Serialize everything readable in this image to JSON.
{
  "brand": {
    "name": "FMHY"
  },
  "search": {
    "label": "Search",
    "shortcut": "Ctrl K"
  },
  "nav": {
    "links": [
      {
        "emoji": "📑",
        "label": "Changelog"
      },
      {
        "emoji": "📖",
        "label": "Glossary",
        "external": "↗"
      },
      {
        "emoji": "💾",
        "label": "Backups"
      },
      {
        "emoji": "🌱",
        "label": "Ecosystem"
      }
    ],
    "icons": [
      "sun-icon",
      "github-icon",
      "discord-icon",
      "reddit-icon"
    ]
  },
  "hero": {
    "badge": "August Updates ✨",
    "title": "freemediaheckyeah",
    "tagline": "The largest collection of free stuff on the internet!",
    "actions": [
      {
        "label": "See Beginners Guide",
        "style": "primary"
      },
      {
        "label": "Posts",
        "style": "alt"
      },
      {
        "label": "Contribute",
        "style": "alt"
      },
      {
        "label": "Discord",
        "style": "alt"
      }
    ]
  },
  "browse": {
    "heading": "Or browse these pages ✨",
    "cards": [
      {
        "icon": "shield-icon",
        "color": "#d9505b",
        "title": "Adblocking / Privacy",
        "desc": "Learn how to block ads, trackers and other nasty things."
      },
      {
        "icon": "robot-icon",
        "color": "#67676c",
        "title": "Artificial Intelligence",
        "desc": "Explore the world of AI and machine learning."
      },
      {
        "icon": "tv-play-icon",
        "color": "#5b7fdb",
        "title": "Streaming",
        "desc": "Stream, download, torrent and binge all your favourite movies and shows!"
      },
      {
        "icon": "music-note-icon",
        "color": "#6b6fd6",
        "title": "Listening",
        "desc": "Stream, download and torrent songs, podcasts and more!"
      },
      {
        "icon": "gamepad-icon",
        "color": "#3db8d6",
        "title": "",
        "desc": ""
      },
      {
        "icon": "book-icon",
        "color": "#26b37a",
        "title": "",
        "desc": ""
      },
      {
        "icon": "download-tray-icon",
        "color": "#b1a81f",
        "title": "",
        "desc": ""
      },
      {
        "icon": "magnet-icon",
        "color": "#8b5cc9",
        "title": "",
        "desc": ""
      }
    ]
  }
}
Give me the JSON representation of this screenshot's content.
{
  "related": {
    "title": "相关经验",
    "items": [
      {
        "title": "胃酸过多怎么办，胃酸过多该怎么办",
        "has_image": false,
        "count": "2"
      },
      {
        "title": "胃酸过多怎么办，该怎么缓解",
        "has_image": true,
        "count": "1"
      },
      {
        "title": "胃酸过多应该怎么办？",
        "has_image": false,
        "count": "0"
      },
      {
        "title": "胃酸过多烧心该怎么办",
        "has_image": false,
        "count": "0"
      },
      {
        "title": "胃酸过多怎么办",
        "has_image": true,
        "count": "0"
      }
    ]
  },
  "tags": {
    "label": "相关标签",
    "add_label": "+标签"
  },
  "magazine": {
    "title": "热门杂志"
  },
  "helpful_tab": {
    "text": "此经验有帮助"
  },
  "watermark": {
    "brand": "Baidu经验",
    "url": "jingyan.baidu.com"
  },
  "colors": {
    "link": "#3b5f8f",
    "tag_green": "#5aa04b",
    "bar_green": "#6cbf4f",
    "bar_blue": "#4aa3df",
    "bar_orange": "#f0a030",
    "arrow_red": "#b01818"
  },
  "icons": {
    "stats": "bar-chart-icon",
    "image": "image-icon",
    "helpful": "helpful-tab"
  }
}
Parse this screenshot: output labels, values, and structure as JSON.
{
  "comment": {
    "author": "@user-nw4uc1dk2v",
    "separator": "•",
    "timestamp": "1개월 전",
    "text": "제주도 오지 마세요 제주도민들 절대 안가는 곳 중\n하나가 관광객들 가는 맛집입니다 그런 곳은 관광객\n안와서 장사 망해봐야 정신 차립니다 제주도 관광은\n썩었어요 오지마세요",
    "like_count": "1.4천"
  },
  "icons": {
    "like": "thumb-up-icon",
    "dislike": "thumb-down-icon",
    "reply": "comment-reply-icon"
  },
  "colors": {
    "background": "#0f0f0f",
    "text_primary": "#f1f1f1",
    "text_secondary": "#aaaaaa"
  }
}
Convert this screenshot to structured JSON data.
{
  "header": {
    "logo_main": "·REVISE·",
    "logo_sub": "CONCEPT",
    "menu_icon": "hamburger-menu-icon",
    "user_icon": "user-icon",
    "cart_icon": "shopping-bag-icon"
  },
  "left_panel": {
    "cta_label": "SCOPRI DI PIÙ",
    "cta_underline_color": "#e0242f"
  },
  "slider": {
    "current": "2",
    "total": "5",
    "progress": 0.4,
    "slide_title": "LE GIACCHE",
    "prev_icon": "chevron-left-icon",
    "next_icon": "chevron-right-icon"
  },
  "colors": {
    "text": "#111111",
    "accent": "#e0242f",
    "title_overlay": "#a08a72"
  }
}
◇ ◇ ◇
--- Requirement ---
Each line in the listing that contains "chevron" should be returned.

--- Response box ---
    "prev_icon": "chevron-left-icon",
    "next_icon": "chevron-right-icon"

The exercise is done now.